= Beginning of Section =
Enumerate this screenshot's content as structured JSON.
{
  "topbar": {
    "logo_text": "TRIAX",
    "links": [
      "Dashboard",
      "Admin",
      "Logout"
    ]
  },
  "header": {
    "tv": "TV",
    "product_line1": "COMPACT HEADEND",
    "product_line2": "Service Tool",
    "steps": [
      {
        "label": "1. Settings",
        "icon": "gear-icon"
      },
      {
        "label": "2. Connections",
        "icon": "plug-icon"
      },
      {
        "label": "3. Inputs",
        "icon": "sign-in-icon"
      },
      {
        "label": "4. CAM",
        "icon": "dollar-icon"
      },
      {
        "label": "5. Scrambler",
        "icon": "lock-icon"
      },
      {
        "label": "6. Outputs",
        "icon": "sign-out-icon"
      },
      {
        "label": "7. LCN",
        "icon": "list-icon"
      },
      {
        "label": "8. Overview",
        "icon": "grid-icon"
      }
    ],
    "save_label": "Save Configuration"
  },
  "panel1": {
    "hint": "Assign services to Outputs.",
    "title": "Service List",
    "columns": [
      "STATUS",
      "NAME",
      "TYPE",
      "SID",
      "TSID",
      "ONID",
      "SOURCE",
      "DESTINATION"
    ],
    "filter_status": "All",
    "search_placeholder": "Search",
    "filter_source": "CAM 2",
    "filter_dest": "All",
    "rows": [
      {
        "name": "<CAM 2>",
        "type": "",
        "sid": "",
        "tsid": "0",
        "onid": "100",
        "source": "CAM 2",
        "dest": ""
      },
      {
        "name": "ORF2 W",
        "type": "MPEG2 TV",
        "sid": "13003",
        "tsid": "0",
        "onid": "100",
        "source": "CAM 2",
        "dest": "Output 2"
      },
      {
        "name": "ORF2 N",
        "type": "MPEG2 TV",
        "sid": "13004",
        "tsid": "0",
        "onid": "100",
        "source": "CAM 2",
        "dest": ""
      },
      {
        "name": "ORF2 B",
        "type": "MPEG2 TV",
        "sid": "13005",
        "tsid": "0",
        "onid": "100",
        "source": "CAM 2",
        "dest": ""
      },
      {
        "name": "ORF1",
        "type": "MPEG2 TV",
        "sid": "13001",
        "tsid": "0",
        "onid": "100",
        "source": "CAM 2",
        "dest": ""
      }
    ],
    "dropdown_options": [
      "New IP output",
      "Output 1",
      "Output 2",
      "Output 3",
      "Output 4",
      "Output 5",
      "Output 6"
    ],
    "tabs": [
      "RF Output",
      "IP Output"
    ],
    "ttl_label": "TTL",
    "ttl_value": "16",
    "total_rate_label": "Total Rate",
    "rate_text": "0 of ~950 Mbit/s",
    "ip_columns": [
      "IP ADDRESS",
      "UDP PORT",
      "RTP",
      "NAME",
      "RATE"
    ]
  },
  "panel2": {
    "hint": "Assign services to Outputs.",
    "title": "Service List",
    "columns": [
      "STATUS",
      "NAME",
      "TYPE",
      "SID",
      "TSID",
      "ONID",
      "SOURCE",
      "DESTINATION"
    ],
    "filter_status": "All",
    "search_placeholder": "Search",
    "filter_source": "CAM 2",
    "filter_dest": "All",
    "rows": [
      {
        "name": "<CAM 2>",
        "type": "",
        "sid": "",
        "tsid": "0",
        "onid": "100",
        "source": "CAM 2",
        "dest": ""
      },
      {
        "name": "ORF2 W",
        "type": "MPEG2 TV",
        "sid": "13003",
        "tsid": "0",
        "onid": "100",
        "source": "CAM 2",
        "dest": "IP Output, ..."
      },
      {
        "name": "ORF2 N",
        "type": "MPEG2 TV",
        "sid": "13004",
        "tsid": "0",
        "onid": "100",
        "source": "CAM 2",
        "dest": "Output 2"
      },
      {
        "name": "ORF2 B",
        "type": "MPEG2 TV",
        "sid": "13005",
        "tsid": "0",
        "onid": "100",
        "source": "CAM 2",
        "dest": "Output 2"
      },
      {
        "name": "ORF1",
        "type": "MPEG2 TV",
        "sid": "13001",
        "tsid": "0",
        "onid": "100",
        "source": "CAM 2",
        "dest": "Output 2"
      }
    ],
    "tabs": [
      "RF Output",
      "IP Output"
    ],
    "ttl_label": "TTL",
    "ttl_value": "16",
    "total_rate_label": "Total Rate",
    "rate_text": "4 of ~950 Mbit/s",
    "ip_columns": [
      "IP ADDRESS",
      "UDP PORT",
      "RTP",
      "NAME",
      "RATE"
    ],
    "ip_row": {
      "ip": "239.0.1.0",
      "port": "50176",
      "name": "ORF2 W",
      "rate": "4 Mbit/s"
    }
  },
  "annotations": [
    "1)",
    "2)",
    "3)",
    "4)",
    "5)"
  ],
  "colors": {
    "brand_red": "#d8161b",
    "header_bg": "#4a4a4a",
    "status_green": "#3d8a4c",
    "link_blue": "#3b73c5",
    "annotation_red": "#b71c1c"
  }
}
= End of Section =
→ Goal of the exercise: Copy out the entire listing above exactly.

→ Response area:
Enumerate this screenshot's content as structured JSON.
{
  "topbar": {
    "logo_text": "TRIAX",
    "links": [
      "Dashboard",
      "Admin",
      "Logout"
    ]
  },
  "header": {
    "tv": "TV",
    "product_line1": "COMPACT HEADEND",
    "product_line2": "Service Tool",
    "steps": [
      {
        "label": "1. Settings",
        "icon": "gear-icon"
      },
      {
        "label": "2. Connections",
        "icon": "plug-icon"
      },
      {
        "label": "3. Inputs",
        "icon": "sign-in-icon"
      },
      {
        "label": "4. CAM",
        "icon": "dollar-icon"
      },
      {
        "label": "5. Scrambler",
        "icon": "lock-icon"
      },
      {
        "label": "6. Outputs",
        "icon": "sign-out-icon"
      },
      {
        "label": "7. LCN",
        "icon": "list-icon"
      },
      {
        "label": "8. Overview",
        "icon": "grid-icon"
      }
    ],
    "save_label": "Save Configuration"
  },
  "panel1": {
    "hint": "Assign services to Outputs.",
    "title": "Service List",
    "columns": [
      "STATUS",
      "NAME",
      "TYPE",
      "SID",
      "TSID",
      "ONID",
      "SOURCE",
      "DESTINATION"
    ],
    "filter_status": "All",
    "search_placeholder": "Search",
    "filter_source": "CAM 2",
    "filter_dest": "All",
    "rows": [
      {
        "name": "<CAM 2>",
        "type": "",
        "sid": "",
        "tsid": "0",
        "onid": "100",
        "source": "CAM 2",
        "dest": ""
      },
      {
        "name": "ORF2 W",
        "type": "MPEG2 TV",
        "sid": "13003",
        "tsid": "0",
        "onid": "100",
        "source": "CAM 2",
        "dest": "Output 2"
      },
      {
        "name": "ORF2 N",
        "type": "MPEG2 TV",
        "sid": "13004",
        "tsid": "0",
        "onid": "100",
        "source": "CAM 2",
        "dest": ""
      },
      {
        "name": "ORF2 B",
        "type": "MPEG2 TV",
        "sid": "13005",
        "tsid": "0",
        "onid": "100",
        "source": "CAM 2",
        "dest": ""
      },
      {
        "name": "ORF1",
        "type": "MPEG2 TV",
        "sid": "13001",
        "tsid": "0",
        "onid": "100",
        "source": "CAM 2",
        "dest": ""
      }
    ],
    "dropdown_options": [
      "New IP output",
      "Output 1",
      "Output 2",
      "Output 3",
      "Output 4",
      "Output 5",
      "Output 6"
    ],
    "tabs": [
      "RF Output",
      "IP Output"
    ],
    "ttl_label": "TTL",
    "ttl_value": "16",
    "total_rate_label": "Total Rate",
    "rate_text": "0 of ~950 Mbit/s",
    "ip_columns": [
      "IP ADDRESS",
      "UDP PORT",
      "RTP",
      "NAME",
      "RATE"
    ]
  },
  "panel2": {
    "hint": "Assign services to Outputs.",
    "title": "Service List",
    "columns": [
      "STATUS",
      "NAME",
      "TYPE",
      "SID",
      "TSID",
      "ONID",
      "SOURCE",
      "DESTINATION"
    ],
    "filter_status": "All",
    "search_placeholder": "Search",
    "filter_source": "CAM 2",
    "filter_dest": "All",
    "rows": [
      {
        "name": "<CAM 2>",
        "type": "",
        "sid": "",
        "tsid": "0",
        "onid": "100",
        "source": "CAM 2",
        "dest": ""
      },
      {
        "name": "ORF2 W",
        "type": "MPEG2 TV",
        "sid": "13003",
        "tsid": "0",
        "onid": "100",
        "source": "CAM 2",
        "dest": "IP Output, ..."
      },
      {
        "name": "ORF2 N",
        "type": "MPEG2 TV",
        "sid": "13004",
        "tsid": "0",
        "onid": "100",
        "source": "CAM 2",
        "dest": "Output 2"
      },
      {
        "name": "ORF2 B",
        "type": "MPEG2 TV",
        "sid": "13005",
        "tsid": "0",
        "onid": "100",
        "source": "CAM 2",
        "dest": "Output 2"
      },
      {
        "name": "ORF1",
        "type": "MPEG2 TV",
        "sid": "13001",
        "tsid": "0",
        "onid": "100",
        "source": "CAM 2",
        "dest": "Output 2"
      }
    ],
    "tabs": [
      "RF Output",
      "IP Output"
    ],
    "ttl_label": "TTL",
    "ttl_value": "16",
    "total_rate_label": "Total Rate",
    "rate_text": "4 of ~950 Mbit/s",
    "ip_columns": [
      "IP ADDRESS",
      "UDP PORT",
      "RTP",
      "NAME",
      "RATE"
    ],
    "ip_row": {
      "ip": "239.0.1.0",
      "port": "50176",
      "name": "ORF2 W",
      "rate": "4 Mbit/s"
    }
  },
  "annotations": [
    "1)",
    "2)",
    "3)",
    "4)",
    "5)"
  ],
  "colors": {
    "brand_red": "#d8161b",
    "header_bg": "#4a4a4a",
    "status_green": "#3d8a4c",
    "link_blue": "#3b73c5",
    "annotation_red": "#b71c1c"
  }
}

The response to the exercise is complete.